* **WORK INSTRUCTIONS**
Your response should consist of every line below, reproduced without alteration.

* **EXTRACTED INFORMATION**
=== Begin Enclosure ===

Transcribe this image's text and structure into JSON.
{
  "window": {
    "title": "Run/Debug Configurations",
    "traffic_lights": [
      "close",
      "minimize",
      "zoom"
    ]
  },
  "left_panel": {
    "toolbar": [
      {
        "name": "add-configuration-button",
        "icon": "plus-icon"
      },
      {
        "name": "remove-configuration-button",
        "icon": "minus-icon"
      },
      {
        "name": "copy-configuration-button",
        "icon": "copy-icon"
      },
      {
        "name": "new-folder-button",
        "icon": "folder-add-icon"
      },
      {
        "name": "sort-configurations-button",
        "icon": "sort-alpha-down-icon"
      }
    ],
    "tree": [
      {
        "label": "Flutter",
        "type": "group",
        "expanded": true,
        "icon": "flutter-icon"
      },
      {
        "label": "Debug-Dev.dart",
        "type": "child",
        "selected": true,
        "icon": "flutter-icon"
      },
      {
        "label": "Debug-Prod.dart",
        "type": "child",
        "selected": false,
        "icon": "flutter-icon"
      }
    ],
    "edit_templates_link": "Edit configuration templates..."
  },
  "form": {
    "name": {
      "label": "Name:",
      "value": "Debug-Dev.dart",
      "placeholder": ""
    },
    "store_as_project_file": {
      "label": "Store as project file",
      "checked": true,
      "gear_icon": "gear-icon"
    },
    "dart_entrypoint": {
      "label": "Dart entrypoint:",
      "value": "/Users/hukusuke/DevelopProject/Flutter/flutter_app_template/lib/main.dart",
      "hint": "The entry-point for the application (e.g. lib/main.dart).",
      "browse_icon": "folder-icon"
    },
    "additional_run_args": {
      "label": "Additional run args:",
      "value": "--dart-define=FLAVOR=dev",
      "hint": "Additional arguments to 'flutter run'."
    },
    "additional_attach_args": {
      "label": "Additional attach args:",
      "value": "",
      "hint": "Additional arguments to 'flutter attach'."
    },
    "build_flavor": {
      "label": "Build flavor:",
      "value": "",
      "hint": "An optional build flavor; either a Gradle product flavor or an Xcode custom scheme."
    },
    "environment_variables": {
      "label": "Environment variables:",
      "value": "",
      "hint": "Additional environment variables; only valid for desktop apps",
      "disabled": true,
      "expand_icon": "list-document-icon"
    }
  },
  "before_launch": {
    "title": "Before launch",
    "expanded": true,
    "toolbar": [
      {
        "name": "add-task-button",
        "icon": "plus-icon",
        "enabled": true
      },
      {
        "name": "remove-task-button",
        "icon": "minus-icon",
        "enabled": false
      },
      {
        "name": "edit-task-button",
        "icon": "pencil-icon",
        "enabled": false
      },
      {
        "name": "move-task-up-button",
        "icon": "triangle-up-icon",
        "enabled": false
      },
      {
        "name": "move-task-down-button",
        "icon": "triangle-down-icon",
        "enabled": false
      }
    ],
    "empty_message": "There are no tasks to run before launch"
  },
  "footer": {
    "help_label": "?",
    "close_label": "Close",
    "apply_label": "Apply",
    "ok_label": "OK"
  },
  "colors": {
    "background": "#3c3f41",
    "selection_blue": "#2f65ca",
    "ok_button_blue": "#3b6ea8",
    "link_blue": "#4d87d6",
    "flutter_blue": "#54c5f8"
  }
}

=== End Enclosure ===

* **TASK RESPONSE**
Transcribe this image's text and structure into JSON.
{
  "window": {
    "title": "Run/Debug Configurations",
    "traffic_lights": [
      "close",
      "minimize",
      "zoom"
    ]
  },
  "left_panel": {
    "toolbar": [
      {
        "name": "add-configuration-button",
        "icon": "plus-icon"
      },
      {
        "name": "remove-configuration-button",
        "icon": "minus-icon"
      },
      {
        "name": "copy-configuration-button",
        "icon": "copy-icon"
      },
      {
        "name": "new-folder-button",
        "icon": "folder-add-icon"
      },
      {
        "name": "sort-configurations-button",
        "icon": "sort-alpha-down-icon"
      }
    ],
    "tree": [
      {
        "label": "Flutter",
        "type": "group",
        "expanded": true,
        "icon": "flutter-icon"
      },
      {
        "label": "Debug-Dev.dart",
        "type": "child",
        "selected": true,
        "icon": "flutter-icon"
      },
      {
        "label": "Debug-Prod.dart",
        "type": "child",
        "selected": false,
        "icon": "flutter-icon"
      }
    ],
    "edit_templates_link": "Edit configuration templates..."
  },
  "form": {
    "name": {
      "label": "Name:",
      "value": "Debug-Dev.dart",
      "placeholder": ""
    },
    "store_as_project_file": {
      "label": "Store as project file",
      "checked": true,
      "gear_icon": "gear-icon"
    },
    "dart_entrypoint": {
      "label": "Dart entrypoint:",
      "value": "/Users/hukusuke/DevelopProject/Flutter/flutter_app_template/lib/main.dart",
      "hint": "The entry-point for the application (e.g. lib/main.dart).",
      "browse_icon": "folder-icon"
    },
    "additional_run_args": {
      "label": "Additional run args:",
      "value": "--dart-define=FLAVOR=dev",
      "hint": "Additional arguments to 'flutter run'."
    },
    "additional_attach_args": {
      "label": "Additional attach args:",
      "value": "",
      "hint": "Additional arguments to 'flutter attach'."
    },
    "build_flavor": {
      "label": "Build flavor:",
      "value": "",
      "hint": "An optional build flavor; either a Gradle product flavor or an Xcode custom scheme."
    },
    "environment_variables": {
      "label": "Environment variables:",
      "value": "",
      "hint": "Additional environment variables; only valid for desktop apps",
      "disabled": true,
      "expand_icon": "list-document-icon"
    }
  },
  "before_launch": {
    "title": "Before launch",
    "expanded": true,
    "toolbar": [
      {
        "name": "add-task-button",
        "icon": "plus-icon",
        "enabled": true
      },
      {
        "name": "remove-task-button",
        "icon": "minus-icon",
        "enabled": false
      },
      {
        "name": "edit-task-button",
        "icon": "pencil-icon",
        "enabled": false
      },
      {
        "name": "move-task-up-button",
        "icon": "triangle-up-icon",
        "enabled": false
      },
      {
        "name": "move-task-down-button",
        "icon": "triangle-down-icon",
        "enabled": false
      }
    ],
    "empty_message": "There are no tasks to run before launch"
  },
  "footer": {
    "help_label": "?",
    "close_label": "Close",
    "apply_label": "Apply",
    "ok_label": "OK"
  },
  "colors": {
    "background": "#3c3f41",
    "selection_blue": "#2f65ca",
    "ok_button_blue": "#3b6ea8",
    "link_blue": "#4d87d6",
    "flutter_blue": "#54c5f8"
  }
}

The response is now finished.